In addition, Landlords have legal obligations to ensure the safety of tenants. They must:


Get a gas safety certificate for every gas appliance

The Gas Safety (Installation and Use) Regulations 1998 say landlords must ensure that gas appliances, fittings and flues are safe for tenants use and that installation, maintenance and annual safety checks are carried out by a Gas Safe-registered gas installer. If everything is OK, you'll be given a certificate and you must give a copy of this to the tenant. Gas safety checks must be carried out on a property annually and any necessary work identified by gas engineers should be carried out.


Ensure smoke and CO alarms are fitted

The Smoke and Carbon Monoxide Alarm regulations require private rented sector landlords, from 1 October 2015, to have:

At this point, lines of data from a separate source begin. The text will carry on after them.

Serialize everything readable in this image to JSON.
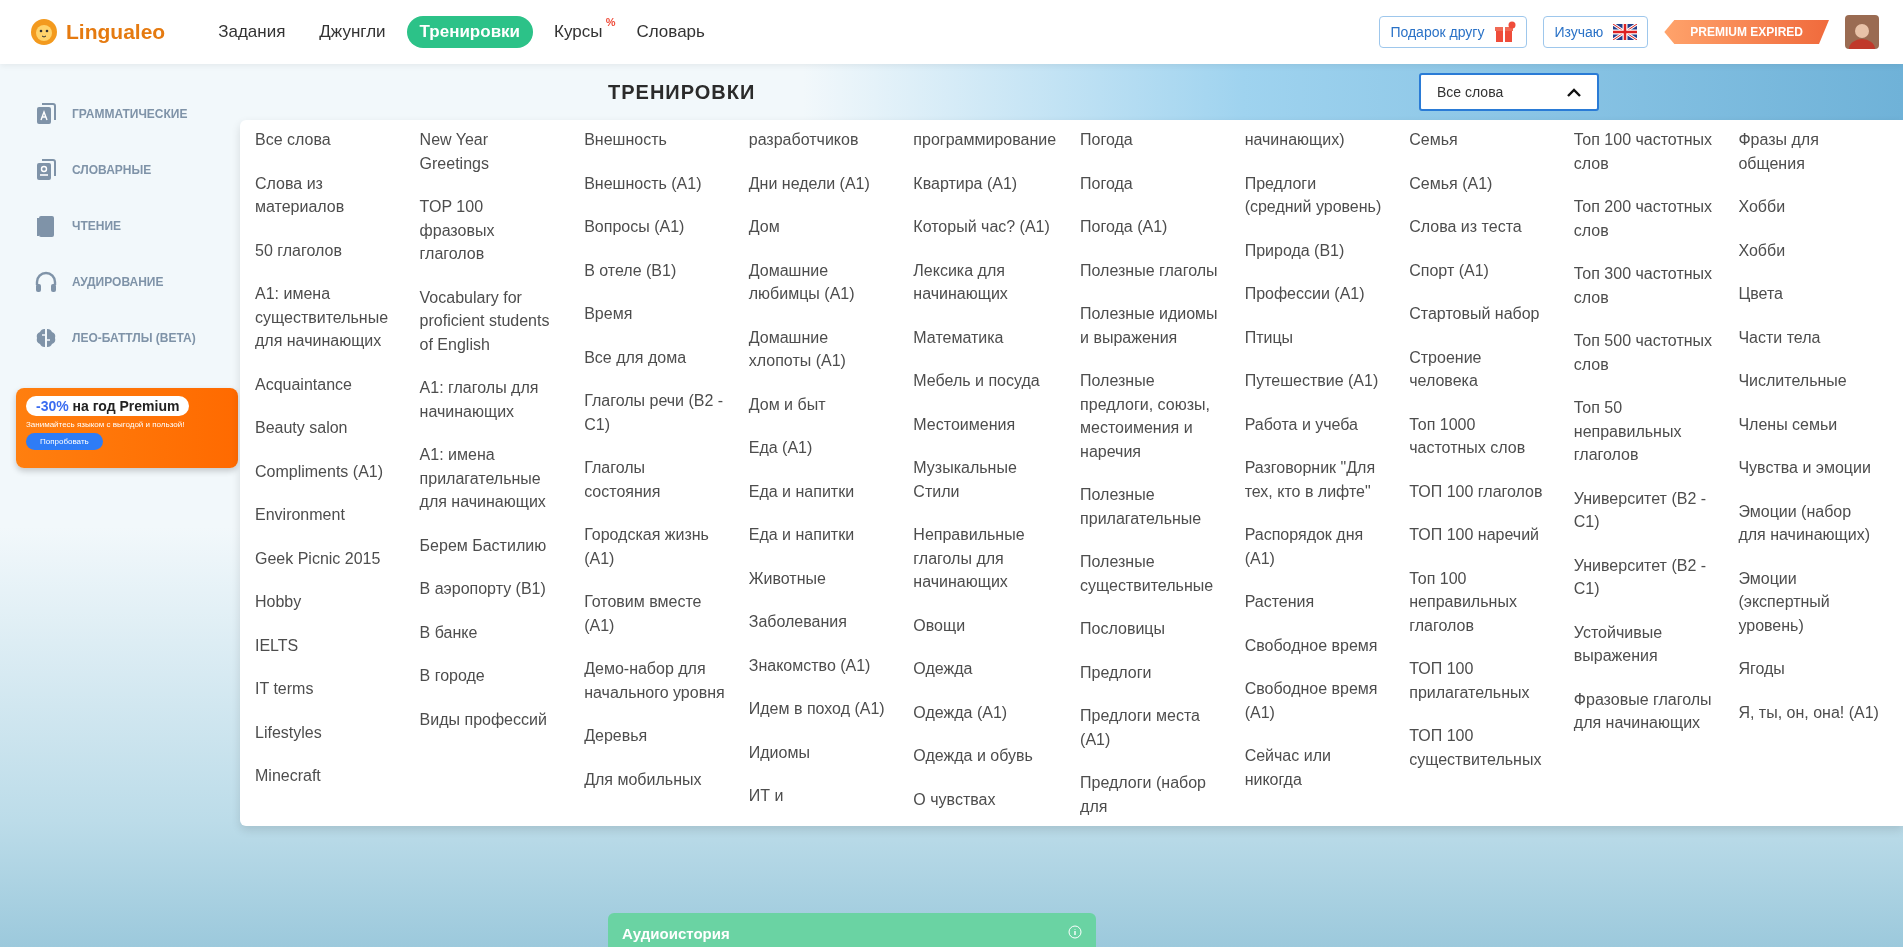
{
  "header": {
    "logo": "Lingualeo",
    "nav": [
      {
        "label": "Задания",
        "selected": false
      },
      {
        "label": "Джунгли",
        "selected": false
      },
      {
        "label": "Тренировки",
        "selected": true
      },
      {
        "label": "Курсы",
        "selected": false,
        "badge": "%"
      },
      {
        "label": "Словарь",
        "selected": false
      }
    ],
    "gift_button": "Подарок другу",
    "learning_button": "Изучаю",
    "premium_badge": "PREMIUM EXPIRED"
  },
  "sidebar": {
    "items": [
      {
        "label": "ГРАММАТИЧЕСКИЕ"
      },
      {
        "label": "СЛОВАРНЫЕ"
      },
      {
        "label": "ЧТЕНИЕ"
      },
      {
        "label": "АУДИРОВАНИЕ"
      },
      {
        "label": "ЛЕО-БАТТЛЫ (BETA)"
      }
    ]
  },
  "promo": {
    "accent": "-30%",
    "headline": "на год Premium",
    "text": "Занимайтесь языком с выгодой и пользой!",
    "button": "Попробовать"
  },
  "page_title": "ТРЕНИРОВКИ",
  "word_set_select": {
    "value": "Все слова",
    "expanded": true
  },
  "word_sets": {
    "columns": [
      [
        "Все слова",
        "Слова из материалов",
        "50 глаголов",
        "A1: имена существительные для начинающих",
        "Acquaintance",
        "Beauty salon",
        "Compliments (A1)",
        "Environment",
        "Geek Picnic 2015",
        "Hobby",
        "IELTS",
        "IT terms",
        "Lifestyles",
        "Minecraft"
      ],
      [
        "New Year Greetings",
        "TOP 100 фразовых глаголов",
        "Vocabulary for proficient students of English",
        "A1: глаголы для начинающих",
        "A1: имена прилагательные для начинающих",
        "Берем Бастилию",
        "В аэропорту (B1)",
        "В банке",
        "В городе",
        "Виды профессий"
      ],
      [
        "Внешность",
        "Внешность (A1)",
        "Вопросы (A1)",
        "В отеле (B1)",
        "Время",
        "Все для дома",
        "Глаголы речи (B2 - C1)",
        "Глаголы состояния",
        "Городская жизнь (A1)",
        "Готовим вместе (A1)",
        "Демо-набор для начального уровня",
        "Деревья",
        "Для мобильных"
      ],
      [
        "разработчиков",
        "Дни недели (A1)",
        "Дом",
        "Домашние любимцы (A1)",
        "Домашние хлопоты (A1)",
        "Дом и быт",
        "Еда (A1)",
        "Еда и напитки",
        "Еда и напитки",
        "Животные",
        "Заболевания",
        "Знакомство (A1)",
        "Идем в поход (A1)",
        "Идиомы",
        "ИТ и"
      ],
      [
        "программирование",
        "Квартира (A1)",
        "Который час? (A1)",
        "Лексика для начинающих",
        "Математика",
        "Мебель и посуда",
        "Местоимения",
        "Музыкальные Стили",
        "Неправильные глаголы для начинающих",
        "Овощи",
        "Одежда",
        "Одежда (A1)",
        "Одежда и обувь",
        "О чувствах"
      ],
      [
        "Погода",
        "Погода",
        "Погода (A1)",
        "Полезные глаголы",
        "Полезные идиомы и выражения",
        "Полезные предлоги, союзы, местоимения и наречия",
        "Полезные прилагательные",
        "Полезные существительные",
        "Пословицы",
        "Предлоги",
        "Предлоги места (A1)",
        "Предлоги (набор для"
      ],
      [
        "начинающих)",
        "Предлоги (средний уровень)",
        "Природа (B1)",
        "Профессии (A1)",
        "Птицы",
        "Путешествие (A1)",
        "Работа и учеба",
        "Разговорник \"Для тех, кто в лифте\"",
        "Распорядок дня (A1)",
        "Растения",
        "Свободное время",
        "Свободное время (A1)",
        "Сейчас или никогда"
      ],
      [
        "Семья",
        "Семья (A1)",
        "Слова из теста",
        "Спорт (A1)",
        "Стартовый набор",
        "Строение человека",
        "Топ 1000 частотных слов",
        "ТОП 100 глаголов",
        "ТОП 100 наречий",
        "Топ 100 неправильных глаголов",
        "ТОП 100 прилагательных",
        "ТОП 100 существительных"
      ],
      [
        "Топ 100 частотных слов",
        "Топ 200 частотных слов",
        "Топ 300 частотных слов",
        "Топ 500 частотных слов",
        "Топ 50 неправильных глаголов",
        "Университет (B2 - C1)",
        "Университет (B2 - C1)",
        "Устойчивые выражения",
        "Фразовые глаголы для начинающих"
      ],
      [
        "Фразы для общения",
        "Хобби",
        "Хобби",
        "Цвета",
        "Части тела",
        "Числительные",
        "Члены семьи",
        "Чувства и эмоции",
        "Эмоции (набор для начинающих)",
        "Эмоции (экспертный уровень)",
        "Ягоды",
        "Я, ты, он, она! (A1)"
      ]
    ]
  },
  "audio_card": {
    "title": "Аудиоистория"
  }
}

  • at least one smoke alarm installed on every storey of their rental property which is used as living accommodation, and
  • a carbon monoxide alarm in any room used as living accommodation where solid fuel is used (eg a woodburning stove/open fire) after that, the landlord must make sure the alarms are in working order at the start of each new tenancy.



Ensure electrical equipment provided is safe

The Electrical Equipment and Safety Regulations say you must ensure that the electrics are safe, with operating instructions and safety notices supplied before a letting commences. Get your electrics regularly checked by a qualified electrician.


Ensure furniture meet fire safety standards

All soft furnishings must comply with the Furniture and Furnishings (Fire) Safety Regulations 1988 and be fire safety compliant. Look for the fire safety label on all furnishings.

Landlords of certain buildings that are occupied by more than one household (known as HMOs) have extra legal obligations to provide adequate fire precautions and means of escape from fire.

Landlords should make 'reasonable adjustments' to their property to accommodate a disabled person.

For more information on Landlord regulations see - https://www.gov.uk/private-renting/your-landlords-safety-responsibilities





tenancy deposit scheme